The internet has brought a revolution and a renaissance in access to information across the planet, having a special benefit to poorer countries which now have access to information and communication technology to help them leap-frog their development.
However governments (and corporate media) are increasingly acting as if they feel threatened by the rapid transparency and social action that the internet has made possible, and in many countries we are seeing a crackdown on transparency, journalists and whistle-blowers. Even in traditionally strong democracies such as the United States, this trend is visible in the crackdown against Wikileaks, the Associated Press and more recently Fox News. Now in South Africa we are days away from having a Secrecy Bill signed into law by President Zuma. Despite extensive lobbying the Bill still does not include the vital "public interest" clause which would protect journalists and whistle-blowers from 25 years in prison for communicating information that is vital to the "public interest". There is the very real potential here for corruption and incompetency to be removed from public accountability if this Bill becomes law.
Note: - I do agree that the media is in need of greater accountability and transparency. In my view the way to do that is through:
- professionalisation of journalists and editors (a trend we are seeing across all occupations and professions at the moment)
- self-regulation through professional bodies (also a growing trend)
- assistance to new and emerging media organisations
- strengthening of anti-competitive legislation and oversight of the media
- not through blanket media laws that limit the public's access to information
Here is the body of the text from the Avaaz media flyer:
At any moment Zuma could sign the Secrecy Bill into law -- one of the worst attacks on democracy and free speech since Apartheid. But we can force him to give the courts a final say, saving our free speech rights from the worst parts of the law.

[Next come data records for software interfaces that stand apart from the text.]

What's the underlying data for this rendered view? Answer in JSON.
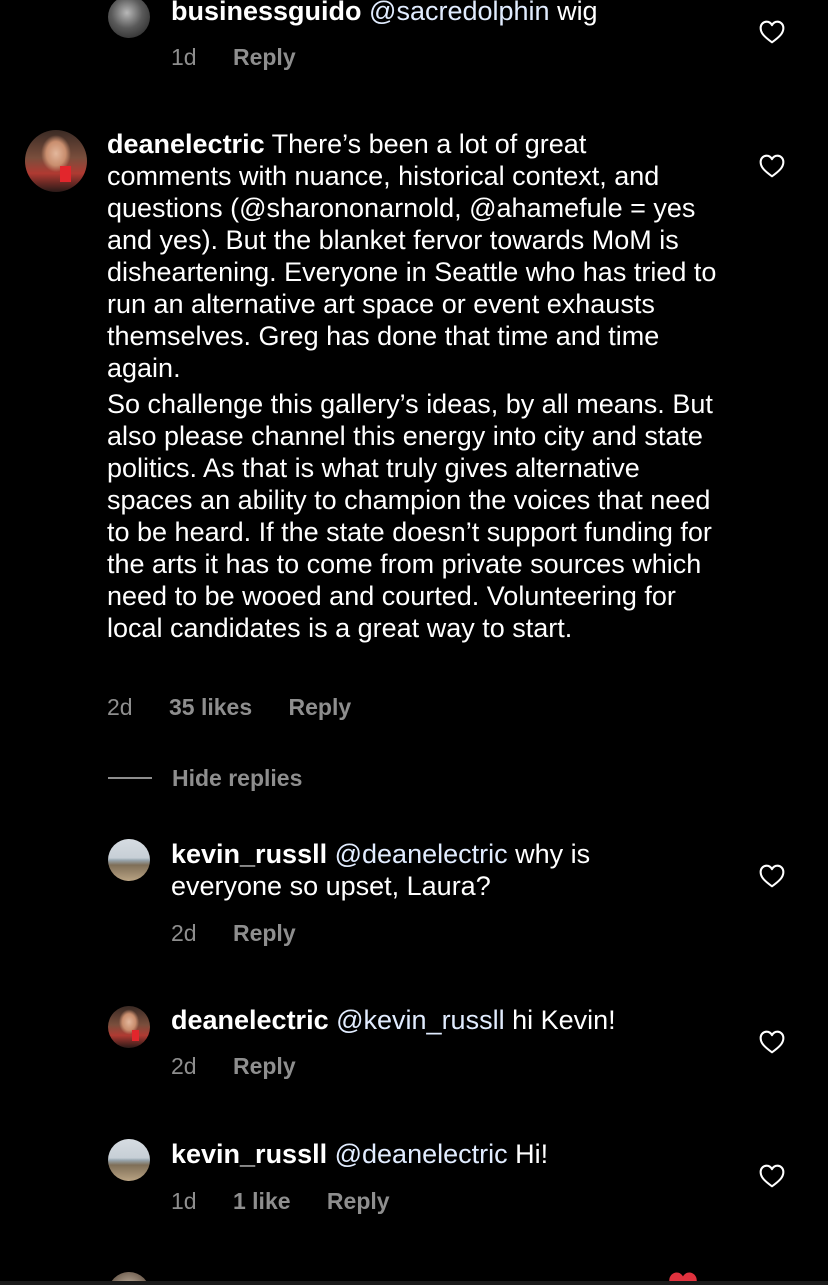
{
  "comments": [
    {
      "username": "businessguido",
      "mention": "@sacredolphin",
      "text_paragraphs": [
        " wig"
      ],
      "time": "1d",
      "likes": "",
      "reply_label": "Reply"
    },
    {
      "username": "deanelectric",
      "text_paragraphs": [
        "There’s been a lot of great comments with nuance, historical context, and questions (@sharononarnold, @ahamefule = yes and yes). But the blanket fervor towards MoM is disheartening. Everyone in Seattle who has tried to run an alternative art space or event exhausts themselves. Greg has done that time and time again.",
        "So challenge this gallery’s ideas, by all means. But also please channel this energy into city and state politics. As that is what truly gives alternative spaces an ability to champion the voices that need to be heard. If the state doesn’t support funding for the arts it has to come from private sources which need to be wooed and courted. Volunteering for local candidates is a great way to start."
      ],
      "time": "2d",
      "likes": "35 likes",
      "reply_label": "Reply"
    }
  ],
  "hide_replies_label": "Hide replies",
  "replies": [
    {
      "username": "kevin_russll",
      "mention": "@deanelectric",
      "text": " why is everyone so upset, Laura?",
      "time": "2d",
      "likes": "",
      "reply_label": "Reply"
    },
    {
      "username": "deanelectric",
      "mention": "@kevin_russll",
      "text": " hi Kevin!",
      "time": "2d",
      "likes": "",
      "reply_label": "Reply"
    },
    {
      "username": "kevin_russll",
      "mention": "@deanelectric",
      "text": " Hi!",
      "time": "1d",
      "likes": "1 like",
      "reply_label": "Reply"
    }
  ],
  "icons": {
    "like": "heart-outline-icon",
    "emoji": "red-heart-emoji"
  },
  "colors": {
    "background": "#000000",
    "text": "#ffffff",
    "secondary": "#8e8e8e",
    "mention": "#e1ecff"
  }
}
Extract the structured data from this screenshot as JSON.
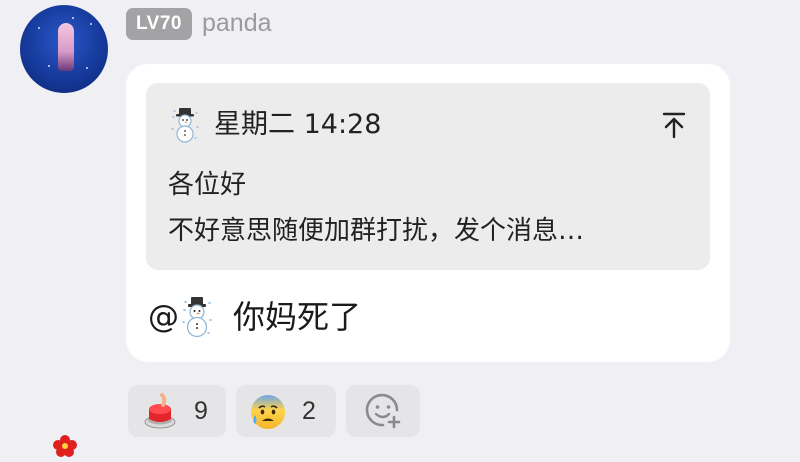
{
  "user": {
    "level": "LV70",
    "name": "panda"
  },
  "quote": {
    "sender_emoji": "snowman-icon",
    "timestamp": "星期二 14:28",
    "line1": "各位好",
    "line2": "不好意思随便加群打扰，发个消息…"
  },
  "message": {
    "mention_prefix": "@",
    "mention_emoji": "snowman-icon",
    "text": "你妈死了"
  },
  "reactions": [
    {
      "emoji": "red-button-icon",
      "count": "9"
    },
    {
      "emoji": "anxious-sweat-face-icon",
      "count": "2"
    },
    {
      "emoji": "add-reaction-icon"
    }
  ],
  "colors": {
    "background": "#f0eff4",
    "bubble": "#ffffff",
    "quote_bg": "#ececec",
    "badge": "#a3a3a6",
    "username": "#9a9aa0",
    "reaction_bg": "#e5e5e8"
  }
}
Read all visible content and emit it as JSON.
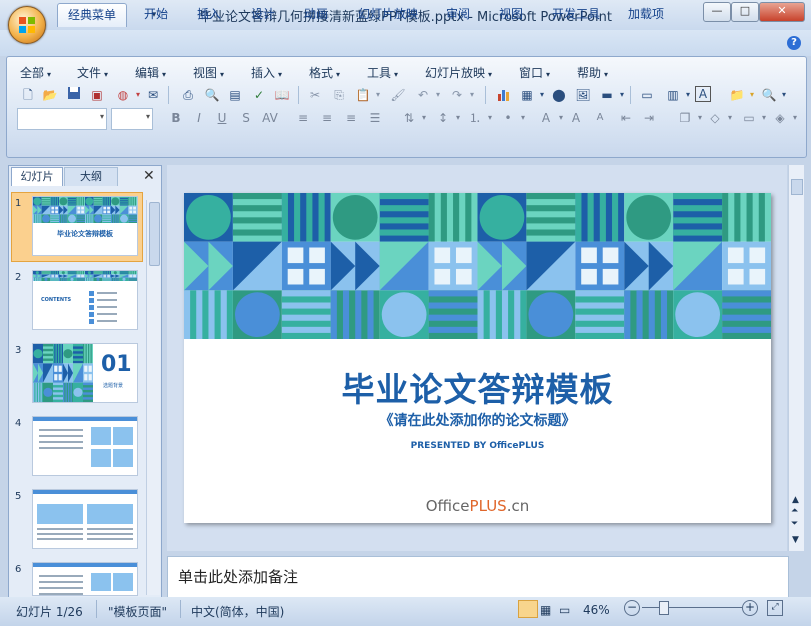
{
  "window": {
    "title": "毕业论文答辩几何拼接清新蓝绿PPT模板.pptx - Microsoft PowerPoint",
    "minimize": "—",
    "maximize": "□",
    "close": "✕"
  },
  "quick_access": [
    "save-icon",
    "undo-icon",
    "redo-icon",
    "customize-icon"
  ],
  "tabs": [
    "经典菜单",
    "开始",
    "插入",
    "设计",
    "动画",
    "幻灯片放映",
    "审阅",
    "视图",
    "开发工具",
    "加载项"
  ],
  "active_tab": "经典菜单",
  "menus": [
    "全部",
    "文件",
    "编辑",
    "视图",
    "插入",
    "格式",
    "工具",
    "幻灯片放映",
    "窗口",
    "帮助"
  ],
  "left_pane": {
    "tabs": [
      "幻灯片",
      "大纲"
    ],
    "close": "✕",
    "slides": [
      {
        "num": "1",
        "kind": "title",
        "title": "毕业论文答辩模板"
      },
      {
        "num": "2",
        "kind": "contents",
        "title": "CONTENTS"
      },
      {
        "num": "3",
        "kind": "section",
        "title": "01",
        "subtitle": "选题背景"
      },
      {
        "num": "4",
        "kind": "content"
      },
      {
        "num": "5",
        "kind": "content2"
      },
      {
        "num": "6",
        "kind": "content"
      }
    ]
  },
  "slide": {
    "title": "毕业论文答辩模板",
    "subtitle": "《请在此处添加你的论文标题》",
    "presented": "PRESENTED BY OfficePLUS",
    "brand_a": "Office",
    "brand_b": "PLUS",
    "brand_c": ".cn",
    "colors": {
      "dark": "#1d5fa8",
      "mid": "#4a8fd8",
      "teal": "#36b0a0",
      "mint": "#6bd4c0",
      "light": "#8bc2ee",
      "green": "#2f9a82"
    }
  },
  "notes_placeholder": "单击此处添加备注",
  "status": {
    "slide_counter": "幻灯片 1/26",
    "theme": "\"模板页面\"",
    "language": "中文(简体，中国)",
    "zoom": "46%"
  }
}
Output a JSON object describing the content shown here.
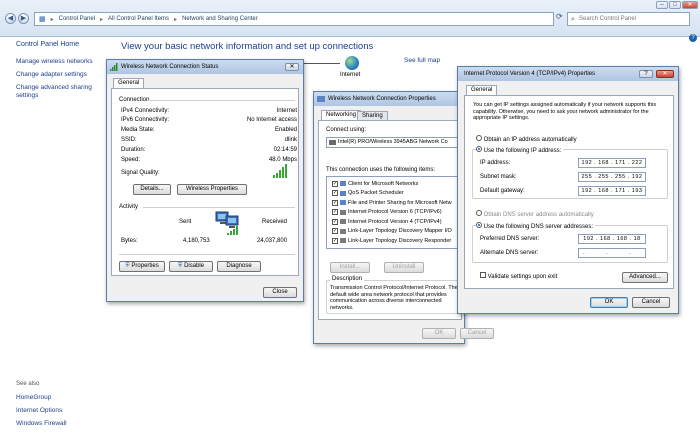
{
  "explorer": {
    "breadcrumbs": [
      "Control Panel",
      "All Control Panel Items",
      "Network and Sharing Center"
    ],
    "search_placeholder": "Search Control Panel",
    "sidebar": {
      "home": "Control Panel Home",
      "tasks": [
        "Manage wireless networks",
        "Change adapter settings",
        "Change advanced sharing settings"
      ],
      "see_also_heading": "See also",
      "see_also": [
        "HomeGroup",
        "Internet Options",
        "Windows Firewall"
      ]
    },
    "page_title": "View your basic network information and set up connections",
    "internet_label": "Internet",
    "full_map_link": "See full map"
  },
  "status_dialog": {
    "title": "Wireless Network Connection Status",
    "tab": "General",
    "connection_heading": "Connection",
    "rows": [
      {
        "label": "IPv4 Connectivity:",
        "value": "Internet"
      },
      {
        "label": "IPv6 Connectivity:",
        "value": "No Internet access"
      },
      {
        "label": "Media State:",
        "value": "Enabled"
      },
      {
        "label": "SSID:",
        "value": "dlink"
      },
      {
        "label": "Duration:",
        "value": "02:14:59"
      },
      {
        "label": "Speed:",
        "value": "48.0 Mbps"
      }
    ],
    "signal_label": "Signal Quality:",
    "signal_level": "5 of 5",
    "details_button": "Details...",
    "wireless_props_button": "Wireless Properties",
    "activity_heading": "Activity",
    "sent_label": "Sent",
    "received_label": "Received",
    "bytes_label": "Bytes:",
    "bytes_sent": "4,180,753",
    "bytes_received": "24,037,800",
    "properties_button": "Properties",
    "disable_button": "Disable",
    "diagnose_button": "Diagnose",
    "close_button": "Close"
  },
  "properties_dialog": {
    "title": "Wireless Network Connection Properties",
    "tabs": [
      "Networking",
      "Sharing"
    ],
    "connect_using_label": "Connect using:",
    "adapter": "Intel(R) PRO/Wireless 3945ABG Network Co",
    "items_label": "This connection uses the following items:",
    "items": [
      "Client for Microsoft Networks",
      "QoS Packet Scheduler",
      "File and Printer Sharing for Microsoft Netw",
      "Internet Protocol Version 6 (TCP/IPv6)",
      "Internet Protocol Version 4 (TCP/IPv4)",
      "Link-Layer Topology Discovery Mapper I/O",
      "Link-Layer Topology Discovery Responder"
    ],
    "install_button": "Install...",
    "uninstall_button": "Uninstall",
    "description_heading": "Description",
    "description": "Transmission Control Protocol/Internet Protocol. The default wide area network protocol that provides communication across diverse interconnected networks.",
    "ok_button": "OK",
    "cancel_button": "Cancel"
  },
  "ipv4_dialog": {
    "title": "Internet Protocol Version 4 (TCP/IPv4) Properties",
    "tab": "General",
    "intro": "You can get IP settings assigned automatically if your network supports this capability. Otherwise, you need to ask your network administrator for the appropriate IP settings.",
    "obtain_ip_auto": "Obtain an IP address automatically",
    "use_ip": "Use the following IP address:",
    "ip_label": "IP address:",
    "ip_value": "192 . 168 . 171 . 222",
    "mask_label": "Subnet mask:",
    "mask_value": "255 . 255 . 255 . 192",
    "gateway_label": "Default gateway:",
    "gateway_value": "192 . 168 . 171 . 193",
    "obtain_dns_auto": "Obtain DNS server address automatically",
    "use_dns": "Use the following DNS server addresses:",
    "preferred_dns_label": "Preferred DNS server:",
    "preferred_dns_value": "192 . 168 . 168 . 18",
    "alternate_dns_label": "Alternate DNS server:",
    "alternate_dns_value": ". . .",
    "validate_label": "Validate settings upon exit",
    "advanced_button": "Advanced...",
    "ok_button": "OK",
    "cancel_button": "Cancel"
  }
}
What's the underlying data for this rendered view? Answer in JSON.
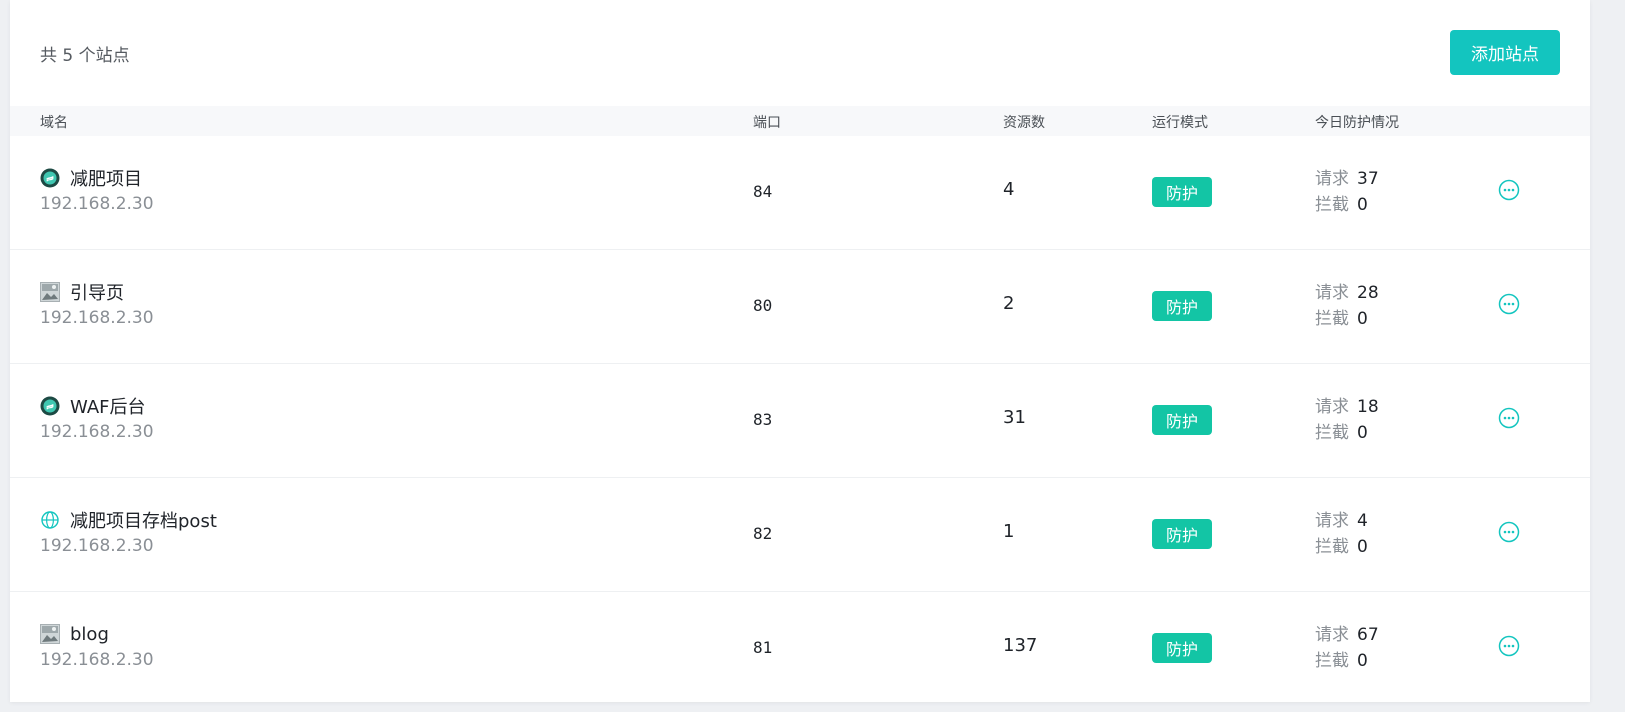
{
  "header": {
    "total_text": "共 5 个站点",
    "add_button_label": "添加站点"
  },
  "columns": {
    "domain": "域名",
    "port": "端口",
    "resources": "资源数",
    "mode": "运行模式",
    "protection": "今日防护情况"
  },
  "labels": {
    "requests": "请求",
    "blocked": "拦截"
  },
  "colors": {
    "accent": "#13c5bf",
    "badge": "#13c5a5",
    "icon_more": "#13c5bf"
  },
  "sites": [
    {
      "icon": "shield-logo-icon",
      "name": "减肥项目",
      "ip": "192.168.2.30",
      "port": "84",
      "resources": "4",
      "mode": "防护",
      "requests": "37",
      "blocked": "0"
    },
    {
      "icon": "image-thumbnail-icon",
      "name": "引导页",
      "ip": "192.168.2.30",
      "port": "80",
      "resources": "2",
      "mode": "防护",
      "requests": "28",
      "blocked": "0"
    },
    {
      "icon": "shield-logo-icon",
      "name": "WAF后台",
      "ip": "192.168.2.30",
      "port": "83",
      "resources": "31",
      "mode": "防护",
      "requests": "18",
      "blocked": "0"
    },
    {
      "icon": "globe-icon",
      "name": "减肥项目存档post",
      "ip": "192.168.2.30",
      "port": "82",
      "resources": "1",
      "mode": "防护",
      "requests": "4",
      "blocked": "0"
    },
    {
      "icon": "image-thumbnail-icon",
      "name": "blog",
      "ip": "192.168.2.30",
      "port": "81",
      "resources": "137",
      "mode": "防护",
      "requests": "67",
      "blocked": "0"
    }
  ]
}
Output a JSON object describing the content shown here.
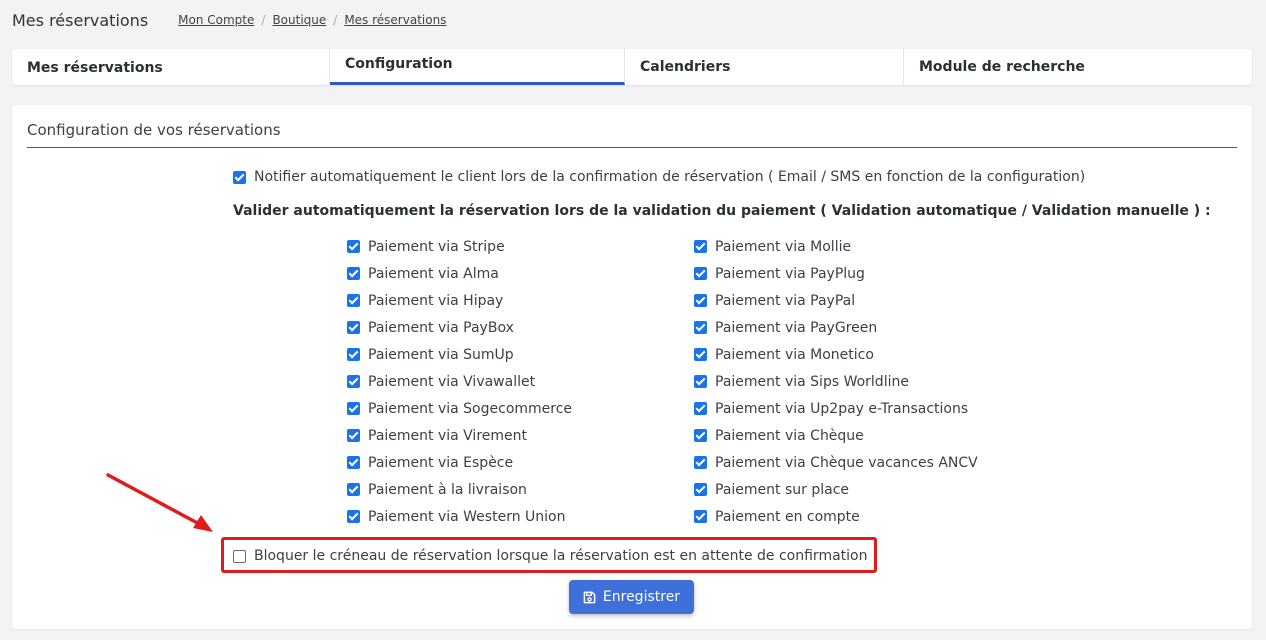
{
  "header": {
    "title": "Mes réservations",
    "breadcrumb": [
      "Mon Compte",
      "Boutique",
      "Mes réservations"
    ]
  },
  "tabs": [
    {
      "label": "Mes réservations",
      "active": false
    },
    {
      "label": "Configuration",
      "active": true
    },
    {
      "label": "Calendriers",
      "active": false
    },
    {
      "label": "Module de recherche",
      "active": false
    }
  ],
  "card": {
    "title": "Configuration de vos réservations",
    "notify_label": "Notifier automatiquement le client lors de la confirmation de réservation ( Email / SMS en fonction de la configuration)",
    "notify_checked": true,
    "validate_heading": "Valider automatiquement la réservation lors de la validation du paiement ( Validation automatique / Validation manuelle ) :",
    "payments_left": [
      {
        "label": "Paiement via Stripe",
        "checked": true
      },
      {
        "label": "Paiement via Alma",
        "checked": true
      },
      {
        "label": "Paiement via Hipay",
        "checked": true
      },
      {
        "label": "Paiement via PayBox",
        "checked": true
      },
      {
        "label": "Paiement via SumUp",
        "checked": true
      },
      {
        "label": "Paiement via Vivawallet",
        "checked": true
      },
      {
        "label": "Paiement via Sogecommerce",
        "checked": true
      },
      {
        "label": "Paiement via Virement",
        "checked": true
      },
      {
        "label": "Paiement via Espèce",
        "checked": true
      },
      {
        "label": "Paiement à la livraison",
        "checked": true
      },
      {
        "label": "Paiement via Western Union",
        "checked": true
      }
    ],
    "payments_right": [
      {
        "label": "Paiement via Mollie",
        "checked": true
      },
      {
        "label": "Paiement via PayPlug",
        "checked": true
      },
      {
        "label": "Paiement via PayPal",
        "checked": true
      },
      {
        "label": "Paiement via PayGreen",
        "checked": true
      },
      {
        "label": "Paiement via Monetico",
        "checked": true
      },
      {
        "label": "Paiement via Sips Worldline",
        "checked": true
      },
      {
        "label": "Paiement via Up2pay e-Transactions",
        "checked": true
      },
      {
        "label": "Paiement via Chèque",
        "checked": true
      },
      {
        "label": "Paiement via Chèque vacances ANCV",
        "checked": true
      },
      {
        "label": "Paiement sur place",
        "checked": true
      },
      {
        "label": "Paiement en compte",
        "checked": true
      }
    ],
    "block_label": "Bloquer le créneau de réservation lorsque la réservation est en attente de confirmation",
    "block_checked": false,
    "save_label": "Enregistrer"
  },
  "colors": {
    "accent": "#2e58c8",
    "checkbox": "#1a73e8",
    "button": "#3f6fd8",
    "annotation": "#e01b1b"
  }
}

The President has the power to send controversial bills to the Constitutional Court before they are enacted to make sure they don't violate our most precious freedoms. But he's only going to delay the Secrecy Bill's corrupt protections for his own government if there's a massive nation-wide outcry. We only have days to make sure he hears it.
He's already feeling the heat, but the bill could be signed any day now. Click below to call on Zuma to protect our constitution and follow the law. Then forward this email to everyone:
The Secrecy Bill would be bad news for South Africa. Really bad. Under it, anyone who looks at leaked classified files (like journalists reporting on government graft or everyday citizens accessing them online -- anyone!) could get up to 25 years in jail, regardless of how important the story is to the public. The bill that passed included important revisions, but they fall far short of what's needed: far too many officials still have the power to unaccountably classify documents, and the exemption added for whistleblowers has a major loophole that could make it all but useless in practice. Altogether, the law would be a major roadblock in our ability to uncover and investigate government corruption.
Citizens can bring the Secrecy Bill to court after it's passed, but the process takes a long time and could cost millions. Even so, many legal experts say that the law pretty clearly violates our free speech rights. Zuma has the chance to give the constitution the respect it deserves and have the court review the bill before it becomes law and starts doing damage.
The clock is ticking and we don't have a moment to lose. Let's push Zuma to respect the law before it's too late. Click below to sign and forward to everyone:
When the Secrecy Bill was first tabled in 2010 and brought to vote in 2011, Avaaz members joined the national call for freedom over secrecy, along with the diverse organizations behind the Right to Know Campaign. Now we have a chance to step in again and keep the pressure up on Zuma's attack on our democracy.
Iain, David, Emily, Sam, Ricken, Alice, and the Avaaz team
Will the Secrecy Bill go to the Constitutional Court (Mail and Guardian)
Fury as Secrecy Bill gets nod (Independent Online)
What's still wrong with the Secrecy Bill (Right to Know)